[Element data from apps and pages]
"""
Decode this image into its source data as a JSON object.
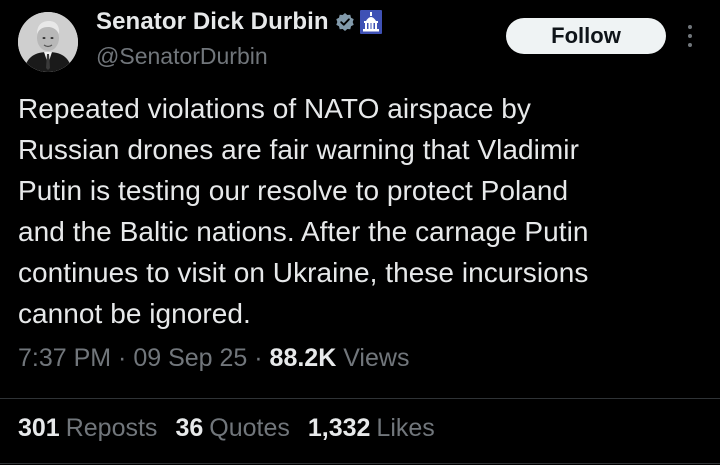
{
  "author": {
    "display_name": "Senator Dick Durbin",
    "handle": "@SenatorDurbin",
    "avatar_icon": "senator-portrait",
    "verified_icon": "verified-badge-icon",
    "affiliation_icon": "capitol-government-icon",
    "badge_color": "#829aab",
    "affiliation_color": "#5c6bc0"
  },
  "actions": {
    "follow_label": "Follow",
    "more_icon": "more-vertical-icon"
  },
  "tweet": {
    "lines": [
      "Repeated violations of NATO airspace by",
      "Russian drones are fair warning that Vladimir",
      "Putin is testing our resolve to protect Poland",
      "and the Baltic nations. After the carnage Putin",
      "continues to visit on Ukraine, these incursions",
      "cannot be ignored."
    ]
  },
  "meta": {
    "time": "7:37 PM",
    "sep1": " · ",
    "date": "09 Sep 25",
    "sep2": " · ",
    "views_count": "88.2K",
    "views_label": " Views"
  },
  "stats": {
    "reposts_count": "301",
    "reposts_label": "Reposts",
    "quotes_count": "36",
    "quotes_label": "Quotes",
    "likes_count": "1,332",
    "likes_label": "Likes"
  },
  "colors": {
    "background": "#000000",
    "primary_text": "#e7e9ea",
    "secondary_text": "#71767b",
    "divider": "#2f3336",
    "follow_bg": "#eff3f4"
  }
}
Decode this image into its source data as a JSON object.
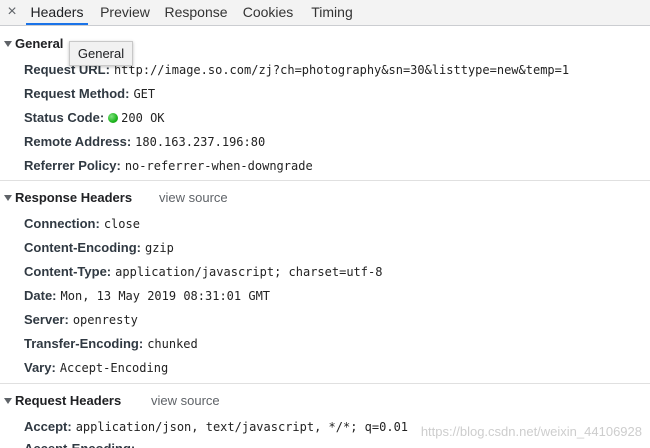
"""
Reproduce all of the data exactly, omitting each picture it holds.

Decode this image into its source data as a JSON object.
{
  "author": {
    "display_name": "Senator Dick Durbin",
    "handle": "@SenatorDurbin",
    "avatar_icon": "senator-portrait",
    "verified_icon": "verified-badge-icon",
    "affiliation_icon": "capitol-government-icon",
    "badge_color": "#829aab",
    "affiliation_color": "#5c6bc0"
  },
  "actions": {
    "follow_label": "Follow",
    "more_icon": "more-vertical-icon"
  },
  "tweet": {
    "lines": [
      "Repeated violations of NATO airspace by",
      "Russian drones are fair warning that Vladimir",
      "Putin is testing our resolve to protect Poland",
      "and the Baltic nations. After the carnage Putin",
      "continues to visit on Ukraine, these incursions",
      "cannot be ignored."
    ]
  },
  "meta": {
    "time": "7:37 PM",
    "sep1": " · ",
    "date": "09 Sep 25",
    "sep2": " · ",
    "views_count": "88.2K",
    "views_label": " Views"
  },
  "stats": {
    "reposts_count": "301",
    "reposts_label": "Reposts",
    "quotes_count": "36",
    "quotes_label": "Quotes",
    "likes_count": "1,332",
    "likes_label": "Likes"
  },
  "colors": {
    "background": "#000000",
    "primary_text": "#e7e9ea",
    "secondary_text": "#71767b",
    "divider": "#2f3336",
    "follow_bg": "#eff3f4"
  }
}
Decode this image into its source data as a JSON object.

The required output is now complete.